WHAT THE TASK ASKS:
Quote all entries in full, exactly.

━━━ RECORDS TO PROCESS

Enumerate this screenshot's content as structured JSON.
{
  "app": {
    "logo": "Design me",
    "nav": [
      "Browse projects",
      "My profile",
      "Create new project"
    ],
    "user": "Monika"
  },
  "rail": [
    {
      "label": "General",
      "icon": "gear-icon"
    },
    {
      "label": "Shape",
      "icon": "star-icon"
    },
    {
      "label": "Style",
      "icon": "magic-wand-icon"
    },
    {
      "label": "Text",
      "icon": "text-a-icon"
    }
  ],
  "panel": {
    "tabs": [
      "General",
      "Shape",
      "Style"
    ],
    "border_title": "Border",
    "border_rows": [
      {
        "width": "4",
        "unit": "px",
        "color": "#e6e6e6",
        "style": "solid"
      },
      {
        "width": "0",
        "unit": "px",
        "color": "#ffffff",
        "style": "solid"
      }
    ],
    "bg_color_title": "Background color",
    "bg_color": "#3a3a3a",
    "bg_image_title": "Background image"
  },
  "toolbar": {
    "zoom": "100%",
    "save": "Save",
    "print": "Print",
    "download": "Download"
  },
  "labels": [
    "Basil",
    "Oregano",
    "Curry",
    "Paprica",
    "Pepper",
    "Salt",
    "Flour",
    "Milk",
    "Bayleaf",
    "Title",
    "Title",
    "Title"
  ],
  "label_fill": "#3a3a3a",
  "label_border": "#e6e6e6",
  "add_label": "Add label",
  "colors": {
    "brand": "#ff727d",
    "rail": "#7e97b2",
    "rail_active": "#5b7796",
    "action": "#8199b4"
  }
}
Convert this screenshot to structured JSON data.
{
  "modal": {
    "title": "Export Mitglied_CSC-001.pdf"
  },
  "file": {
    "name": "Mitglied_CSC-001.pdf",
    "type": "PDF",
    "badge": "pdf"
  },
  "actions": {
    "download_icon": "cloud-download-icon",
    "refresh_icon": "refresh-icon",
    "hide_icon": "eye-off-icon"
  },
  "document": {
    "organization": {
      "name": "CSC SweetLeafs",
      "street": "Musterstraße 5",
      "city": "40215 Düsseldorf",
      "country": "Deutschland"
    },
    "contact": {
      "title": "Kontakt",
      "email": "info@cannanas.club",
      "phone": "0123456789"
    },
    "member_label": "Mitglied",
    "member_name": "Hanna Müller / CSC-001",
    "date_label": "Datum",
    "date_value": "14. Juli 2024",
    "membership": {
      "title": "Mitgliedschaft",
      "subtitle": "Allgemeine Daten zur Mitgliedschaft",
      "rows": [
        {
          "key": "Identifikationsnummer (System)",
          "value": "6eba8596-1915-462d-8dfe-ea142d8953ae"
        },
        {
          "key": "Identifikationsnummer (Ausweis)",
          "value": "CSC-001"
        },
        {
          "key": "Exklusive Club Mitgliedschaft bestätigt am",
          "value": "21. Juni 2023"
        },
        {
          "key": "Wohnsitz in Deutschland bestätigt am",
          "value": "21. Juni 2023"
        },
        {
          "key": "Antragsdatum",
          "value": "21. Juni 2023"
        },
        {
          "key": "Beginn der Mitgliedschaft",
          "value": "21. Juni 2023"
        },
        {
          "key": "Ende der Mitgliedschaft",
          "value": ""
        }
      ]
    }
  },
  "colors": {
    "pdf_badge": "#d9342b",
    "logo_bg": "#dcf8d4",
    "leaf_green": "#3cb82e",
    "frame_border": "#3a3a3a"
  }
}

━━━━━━

OUTPUT BELOW:
Enumerate this screenshot's content as structured JSON.
{
  "app": {
    "logo": "Design me",
    "nav": [
      "Browse projects",
      "My profile",
      "Create new project"
    ],
    "user": "Monika"
  },
  "rail": [
    {
      "label": "General",
      "icon": "gear-icon"
    },
    {
      "label": "Shape",
      "icon": "star-icon"
    },
    {
      "label": "Style",
      "icon": "magic-wand-icon"
    },
    {
      "label": "Text",
      "icon": "text-a-icon"
    }
  ],
  "panel": {
    "tabs": [
      "General",
      "Shape",
      "Style"
    ],
    "border_title": "Border",
    "border_rows": [
      {
        "width": "4",
        "unit": "px",
        "color": "#e6e6e6",
        "style": "solid"
      },
      {
        "width": "0",
        "unit": "px",
        "color": "#ffffff",
        "style": "solid"
      }
    ],
    "bg_color_title": "Background color",
    "bg_color": "#3a3a3a",
    "bg_image_title": "Background image"
  },
  "toolbar": {
    "zoom": "100%",
    "save": "Save",
    "print": "Print",
    "download": "Download"
  },
  "labels": [
    "Basil",
    "Oregano",
    "Curry",
    "Paprica",
    "Pepper",
    "Salt",
    "Flour",
    "Milk",
    "Bayleaf",
    "Title",
    "Title",
    "Title"
  ],
  "label_fill": "#3a3a3a",
  "label_border": "#e6e6e6",
  "add_label": "Add label",
  "colors": {
    "brand": "#ff727d",
    "rail": "#7e97b2",
    "rail_active": "#5b7796",
    "action": "#8199b4"
  }
}
Convert this screenshot to structured JSON data.
{
  "modal": {
    "title": "Export Mitglied_CSC-001.pdf"
  },
  "file": {
    "name": "Mitglied_CSC-001.pdf",
    "type": "PDF",
    "badge": "pdf"
  },
  "actions": {
    "download_icon": "cloud-download-icon",
    "refresh_icon": "refresh-icon",
    "hide_icon": "eye-off-icon"
  },
  "document": {
    "organization": {
      "name": "CSC SweetLeafs",
      "street": "Musterstraße 5",
      "city": "40215 Düsseldorf",
      "country": "Deutschland"
    },
    "contact": {
      "title": "Kontakt",
      "email": "info@cannanas.club",
      "phone": "0123456789"
    },
    "member_label": "Mitglied",
    "member_name": "Hanna Müller / CSC-001",
    "date_label": "Datum",
    "date_value": "14. Juli 2024",
    "membership": {
      "title": "Mitgliedschaft",
      "subtitle": "Allgemeine Daten zur Mitgliedschaft",
      "rows": [
        {
          "key": "Identifikationsnummer (System)",
          "value": "6eba8596-1915-462d-8dfe-ea142d8953ae"
        },
        {
          "key": "Identifikationsnummer (Ausweis)",
          "value": "CSC-001"
        },
        {
          "key": "Exklusive Club Mitgliedschaft bestätigt am",
          "value": "21. Juni 2023"
        },
        {
          "key": "Wohnsitz in Deutschland bestätigt am",
          "value": "21. Juni 2023"
        },
        {
          "key": "Antragsdatum",
          "value": "21. Juni 2023"
        },
        {
          "key": "Beginn der Mitgliedschaft",
          "value": "21. Juni 2023"
        },
        {
          "key": "Ende der Mitgliedschaft",
          "value": ""
        }
      ]
    }
  },
  "colors": {
    "pdf_badge": "#d9342b",
    "logo_bg": "#dcf8d4",
    "leaf_green": "#3cb82e",
    "frame_border": "#3a3a3a"
  }
}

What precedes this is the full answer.